In office
1940–1945
Personal details
Born Daniel Wafena Bell
(1891-07-23)July 23, 1891
Kinderhook, Illinois
Died October 4, 1971(1971-10-04) (aged 80)
Washington, D.C.
Political party Democratic Party

Daniel Wafena Bell (July 23, 1891 – October 4, 1971) was an American civil servant and businessman. Born in Kinderhook, Illinois,[1] he was acting director of the Bureau of the Budget (now the Office of Management and Budget) from September 1, 1934 until April 14, 1939.

He left the post to serve as Undersecretary of the Treasury. Bell negotiated with Colonel Kenneth Nichols for the transfer of silver from the West Point Depository to the Manhattan Project, to substitute for scarce copper in the electromagnets used in the electromagnetic separation process at the Y-12 National Security Complex; eventually about 14,700 tons of silver was used. Nichols initially said he needed six thousand tons of silver, but neither of them could convert the weight to troy ounces. When Nichols said What difference does it make how we express the quantity Bell replied Young man, you may think of silver in tons, but the Treasury will always think of silver in troy ounces.[2]

After the Second World War, he became president of American Security and Trust Company.

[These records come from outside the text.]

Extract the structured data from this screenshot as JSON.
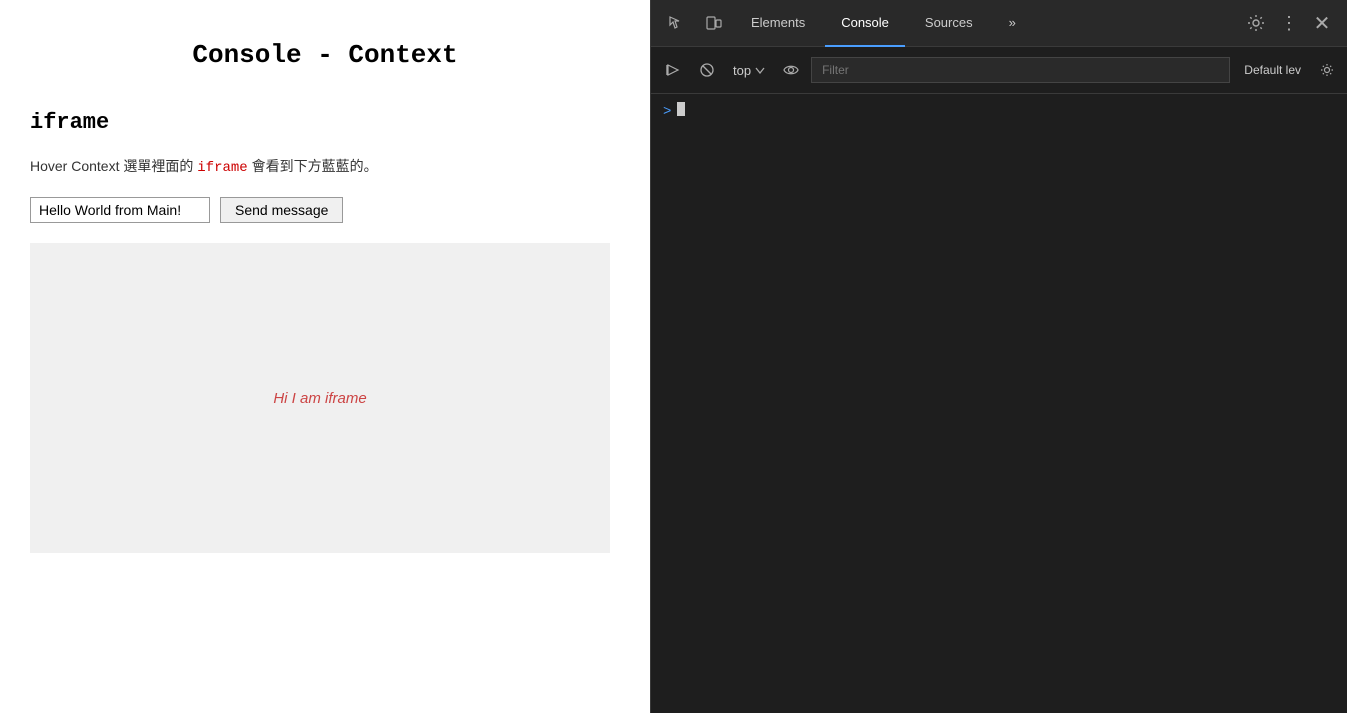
{
  "mainPage": {
    "title": "Console - Context",
    "iframeHeading": "iframe",
    "instructionLine1": "Hover Context 選單裡面的 ",
    "instructionCode": "iframe",
    "instructionLine2": " 會看到下方藍藍的。",
    "inputValue": "Hello World from Main!",
    "sendButtonLabel": "Send message",
    "iframeText": "Hi I am iframe"
  },
  "devtools": {
    "tabs": [
      {
        "label": "Elements",
        "active": false
      },
      {
        "label": "Console",
        "active": true
      },
      {
        "label": "Sources",
        "active": false
      }
    ],
    "moreTabsLabel": "»",
    "contextSelector": "top",
    "filterPlaceholder": "Filter",
    "defaultLevelLabel": "Default lev",
    "icons": {
      "inspect": "⬜",
      "responsive": "⧉",
      "cursor": "⊘",
      "eye": "👁",
      "settings": "⚙",
      "more": "⋮",
      "close": "✕",
      "play": "▷",
      "ban": "🚫"
    }
  }
}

He died in 1971 at his Washington home.[3]

References[edit]

  1. ^ [1]
  2. ^ Nichols, K. D. The Road to Trinity page 42 (1987, Morrow, New York) ISBN 0-688-06910-X
  3. ^ [2]
Political offices
Preceded by
Lewis Douglas
Director of the Office of Management and Budget
Served under: Franklin D. Roosevelt

1934–1939
Succeeded by
Harold D. Smith